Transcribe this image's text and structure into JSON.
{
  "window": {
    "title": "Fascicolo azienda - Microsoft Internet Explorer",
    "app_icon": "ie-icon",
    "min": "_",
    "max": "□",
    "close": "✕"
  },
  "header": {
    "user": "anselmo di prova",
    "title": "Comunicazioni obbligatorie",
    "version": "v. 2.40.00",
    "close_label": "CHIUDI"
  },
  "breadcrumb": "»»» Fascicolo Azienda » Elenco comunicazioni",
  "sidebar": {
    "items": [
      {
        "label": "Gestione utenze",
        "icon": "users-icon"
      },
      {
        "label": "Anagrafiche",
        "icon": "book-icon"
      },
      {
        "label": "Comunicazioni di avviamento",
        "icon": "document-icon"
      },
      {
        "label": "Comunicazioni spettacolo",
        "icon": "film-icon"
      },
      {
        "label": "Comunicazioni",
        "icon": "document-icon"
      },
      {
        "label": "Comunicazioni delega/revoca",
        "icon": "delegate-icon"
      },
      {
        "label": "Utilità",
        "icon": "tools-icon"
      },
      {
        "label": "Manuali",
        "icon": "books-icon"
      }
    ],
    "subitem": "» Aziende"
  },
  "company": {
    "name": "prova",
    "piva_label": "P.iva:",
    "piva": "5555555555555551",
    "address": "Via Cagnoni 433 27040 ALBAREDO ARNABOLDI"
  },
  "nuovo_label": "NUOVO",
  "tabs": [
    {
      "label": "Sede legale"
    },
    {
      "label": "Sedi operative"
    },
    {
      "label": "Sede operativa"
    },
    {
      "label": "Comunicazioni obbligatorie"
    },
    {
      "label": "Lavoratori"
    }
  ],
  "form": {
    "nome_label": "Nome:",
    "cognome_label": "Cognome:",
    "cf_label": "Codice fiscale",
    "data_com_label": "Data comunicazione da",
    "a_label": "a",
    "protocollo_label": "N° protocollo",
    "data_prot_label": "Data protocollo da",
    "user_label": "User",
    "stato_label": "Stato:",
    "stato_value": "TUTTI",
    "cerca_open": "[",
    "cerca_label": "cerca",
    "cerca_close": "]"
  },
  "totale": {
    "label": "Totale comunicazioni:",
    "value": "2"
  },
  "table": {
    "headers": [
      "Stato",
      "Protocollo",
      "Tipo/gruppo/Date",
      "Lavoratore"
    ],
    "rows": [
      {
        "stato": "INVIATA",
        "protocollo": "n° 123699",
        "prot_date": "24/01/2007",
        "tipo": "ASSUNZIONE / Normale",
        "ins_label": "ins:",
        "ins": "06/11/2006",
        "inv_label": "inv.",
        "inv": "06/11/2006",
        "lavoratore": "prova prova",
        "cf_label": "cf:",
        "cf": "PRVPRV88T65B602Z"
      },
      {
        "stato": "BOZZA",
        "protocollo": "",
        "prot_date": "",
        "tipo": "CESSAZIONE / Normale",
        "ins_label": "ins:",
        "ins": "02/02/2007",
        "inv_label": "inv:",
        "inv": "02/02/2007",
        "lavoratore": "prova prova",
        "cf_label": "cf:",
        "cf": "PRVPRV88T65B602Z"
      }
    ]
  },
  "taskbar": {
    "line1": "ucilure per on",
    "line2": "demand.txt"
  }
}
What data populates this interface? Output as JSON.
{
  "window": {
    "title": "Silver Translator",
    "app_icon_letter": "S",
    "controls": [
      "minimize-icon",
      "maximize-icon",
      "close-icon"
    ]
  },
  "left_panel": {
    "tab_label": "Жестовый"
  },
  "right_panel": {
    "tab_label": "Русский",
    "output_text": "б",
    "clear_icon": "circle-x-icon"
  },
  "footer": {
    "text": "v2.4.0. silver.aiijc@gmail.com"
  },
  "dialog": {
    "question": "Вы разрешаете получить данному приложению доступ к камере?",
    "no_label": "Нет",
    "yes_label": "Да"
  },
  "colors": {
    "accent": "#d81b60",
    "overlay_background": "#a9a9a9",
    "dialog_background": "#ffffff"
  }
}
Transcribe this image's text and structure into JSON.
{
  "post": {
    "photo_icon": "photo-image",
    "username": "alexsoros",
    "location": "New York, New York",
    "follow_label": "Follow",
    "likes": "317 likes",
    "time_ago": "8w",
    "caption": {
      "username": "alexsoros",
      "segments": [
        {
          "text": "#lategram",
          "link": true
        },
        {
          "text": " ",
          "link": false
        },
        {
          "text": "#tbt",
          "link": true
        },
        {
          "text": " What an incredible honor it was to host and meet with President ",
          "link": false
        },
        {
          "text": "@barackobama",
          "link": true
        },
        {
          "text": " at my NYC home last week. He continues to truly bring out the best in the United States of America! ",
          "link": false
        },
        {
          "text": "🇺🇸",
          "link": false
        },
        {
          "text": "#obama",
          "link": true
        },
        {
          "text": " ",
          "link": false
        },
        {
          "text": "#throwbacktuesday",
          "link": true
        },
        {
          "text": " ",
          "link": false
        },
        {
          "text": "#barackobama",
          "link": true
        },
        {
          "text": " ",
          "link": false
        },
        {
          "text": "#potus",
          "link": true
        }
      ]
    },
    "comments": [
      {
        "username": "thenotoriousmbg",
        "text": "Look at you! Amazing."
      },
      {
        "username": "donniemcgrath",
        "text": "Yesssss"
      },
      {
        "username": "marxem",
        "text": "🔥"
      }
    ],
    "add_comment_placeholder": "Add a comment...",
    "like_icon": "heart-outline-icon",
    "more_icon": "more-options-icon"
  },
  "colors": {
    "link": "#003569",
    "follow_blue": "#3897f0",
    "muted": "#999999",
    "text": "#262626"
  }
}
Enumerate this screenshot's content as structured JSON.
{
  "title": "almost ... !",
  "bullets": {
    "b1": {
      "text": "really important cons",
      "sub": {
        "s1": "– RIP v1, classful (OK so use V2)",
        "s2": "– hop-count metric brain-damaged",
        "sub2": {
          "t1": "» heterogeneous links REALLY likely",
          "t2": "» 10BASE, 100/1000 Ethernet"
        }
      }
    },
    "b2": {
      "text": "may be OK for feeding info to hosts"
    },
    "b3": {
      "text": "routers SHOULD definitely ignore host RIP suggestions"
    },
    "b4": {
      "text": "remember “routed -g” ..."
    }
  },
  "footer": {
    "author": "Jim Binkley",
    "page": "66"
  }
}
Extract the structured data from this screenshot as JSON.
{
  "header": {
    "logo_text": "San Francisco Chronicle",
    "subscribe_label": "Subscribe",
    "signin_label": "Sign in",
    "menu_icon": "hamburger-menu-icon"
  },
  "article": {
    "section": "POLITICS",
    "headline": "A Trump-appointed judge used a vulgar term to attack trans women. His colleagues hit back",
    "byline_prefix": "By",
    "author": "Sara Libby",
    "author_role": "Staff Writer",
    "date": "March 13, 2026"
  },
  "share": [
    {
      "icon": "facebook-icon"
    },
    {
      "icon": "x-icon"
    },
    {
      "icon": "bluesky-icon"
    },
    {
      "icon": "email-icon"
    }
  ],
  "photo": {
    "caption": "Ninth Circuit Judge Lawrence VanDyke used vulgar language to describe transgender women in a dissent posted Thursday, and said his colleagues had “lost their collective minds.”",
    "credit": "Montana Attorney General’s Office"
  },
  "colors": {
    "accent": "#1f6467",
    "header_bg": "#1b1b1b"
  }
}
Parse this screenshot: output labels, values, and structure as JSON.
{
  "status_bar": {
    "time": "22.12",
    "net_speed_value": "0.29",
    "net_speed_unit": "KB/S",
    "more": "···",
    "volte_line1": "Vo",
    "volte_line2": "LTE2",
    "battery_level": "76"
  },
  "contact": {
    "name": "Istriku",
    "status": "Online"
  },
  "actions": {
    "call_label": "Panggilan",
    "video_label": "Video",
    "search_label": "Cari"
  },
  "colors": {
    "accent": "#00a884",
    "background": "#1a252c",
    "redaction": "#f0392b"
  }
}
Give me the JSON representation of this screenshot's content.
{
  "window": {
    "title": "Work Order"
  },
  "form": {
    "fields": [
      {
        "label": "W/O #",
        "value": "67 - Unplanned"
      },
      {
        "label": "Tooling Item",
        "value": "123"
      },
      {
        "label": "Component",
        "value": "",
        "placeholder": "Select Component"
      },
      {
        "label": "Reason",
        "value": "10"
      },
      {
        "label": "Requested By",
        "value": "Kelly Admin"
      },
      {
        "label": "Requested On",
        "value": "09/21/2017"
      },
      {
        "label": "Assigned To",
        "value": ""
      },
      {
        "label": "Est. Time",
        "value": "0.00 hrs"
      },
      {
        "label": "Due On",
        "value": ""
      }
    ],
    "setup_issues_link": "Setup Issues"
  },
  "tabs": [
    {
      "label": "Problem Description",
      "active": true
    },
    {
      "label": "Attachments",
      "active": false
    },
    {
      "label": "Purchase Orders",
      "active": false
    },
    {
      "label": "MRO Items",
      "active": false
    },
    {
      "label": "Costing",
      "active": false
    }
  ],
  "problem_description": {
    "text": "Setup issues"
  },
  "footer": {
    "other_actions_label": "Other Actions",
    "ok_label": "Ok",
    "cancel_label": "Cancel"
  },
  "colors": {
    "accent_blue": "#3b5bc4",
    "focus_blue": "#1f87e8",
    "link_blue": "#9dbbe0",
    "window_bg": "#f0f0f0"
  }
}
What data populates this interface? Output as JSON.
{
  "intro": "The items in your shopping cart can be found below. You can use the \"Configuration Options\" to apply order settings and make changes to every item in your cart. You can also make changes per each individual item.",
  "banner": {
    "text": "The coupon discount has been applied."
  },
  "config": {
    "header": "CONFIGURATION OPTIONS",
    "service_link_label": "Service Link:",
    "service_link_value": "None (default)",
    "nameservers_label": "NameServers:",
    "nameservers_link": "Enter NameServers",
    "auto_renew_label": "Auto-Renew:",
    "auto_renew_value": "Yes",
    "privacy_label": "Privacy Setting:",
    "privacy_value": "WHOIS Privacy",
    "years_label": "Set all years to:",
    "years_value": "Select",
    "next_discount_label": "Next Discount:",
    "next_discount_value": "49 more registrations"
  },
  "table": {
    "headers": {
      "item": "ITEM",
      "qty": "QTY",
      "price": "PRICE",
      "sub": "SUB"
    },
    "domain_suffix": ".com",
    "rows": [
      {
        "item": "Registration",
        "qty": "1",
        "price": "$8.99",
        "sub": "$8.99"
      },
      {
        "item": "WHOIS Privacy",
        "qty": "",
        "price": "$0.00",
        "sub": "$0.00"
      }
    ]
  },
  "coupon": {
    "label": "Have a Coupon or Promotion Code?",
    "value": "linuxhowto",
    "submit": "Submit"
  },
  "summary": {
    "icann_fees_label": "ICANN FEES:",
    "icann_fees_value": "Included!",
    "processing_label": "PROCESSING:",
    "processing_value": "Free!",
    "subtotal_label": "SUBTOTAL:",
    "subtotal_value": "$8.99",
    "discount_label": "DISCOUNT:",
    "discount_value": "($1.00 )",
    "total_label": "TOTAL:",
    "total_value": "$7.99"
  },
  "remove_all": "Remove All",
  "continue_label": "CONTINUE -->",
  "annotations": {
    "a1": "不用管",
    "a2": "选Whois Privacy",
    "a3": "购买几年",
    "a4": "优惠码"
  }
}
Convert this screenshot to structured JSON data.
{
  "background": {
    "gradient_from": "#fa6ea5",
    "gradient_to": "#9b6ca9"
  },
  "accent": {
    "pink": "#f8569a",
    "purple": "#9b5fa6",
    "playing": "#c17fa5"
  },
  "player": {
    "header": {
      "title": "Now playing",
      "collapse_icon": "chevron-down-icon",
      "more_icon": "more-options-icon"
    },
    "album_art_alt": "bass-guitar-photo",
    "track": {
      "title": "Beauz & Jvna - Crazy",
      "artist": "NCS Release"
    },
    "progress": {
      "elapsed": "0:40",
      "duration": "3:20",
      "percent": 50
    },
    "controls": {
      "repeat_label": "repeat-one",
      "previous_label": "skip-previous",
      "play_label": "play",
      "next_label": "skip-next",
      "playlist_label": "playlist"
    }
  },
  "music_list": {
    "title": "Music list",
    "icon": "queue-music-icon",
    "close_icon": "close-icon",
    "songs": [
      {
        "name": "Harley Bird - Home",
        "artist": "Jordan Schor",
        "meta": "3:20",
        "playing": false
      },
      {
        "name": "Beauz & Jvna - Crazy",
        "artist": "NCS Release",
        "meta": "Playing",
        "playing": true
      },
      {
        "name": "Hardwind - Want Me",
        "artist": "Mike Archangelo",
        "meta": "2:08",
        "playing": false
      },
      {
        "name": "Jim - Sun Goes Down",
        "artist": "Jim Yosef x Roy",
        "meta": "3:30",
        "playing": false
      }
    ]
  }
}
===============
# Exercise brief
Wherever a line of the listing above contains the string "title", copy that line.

# Exercise answer
    "title": "Fascicolo azienda - Microsoft Internet Explorer",
    "title": "Comunicazioni obbligatorie",
    "title": "Silver Translator",
  "title": "almost ... !",
    "title": "Work Order"
      "title": "Now playing",
      "title": "Beauz & Jvna - Crazy",
    "title": "Music list",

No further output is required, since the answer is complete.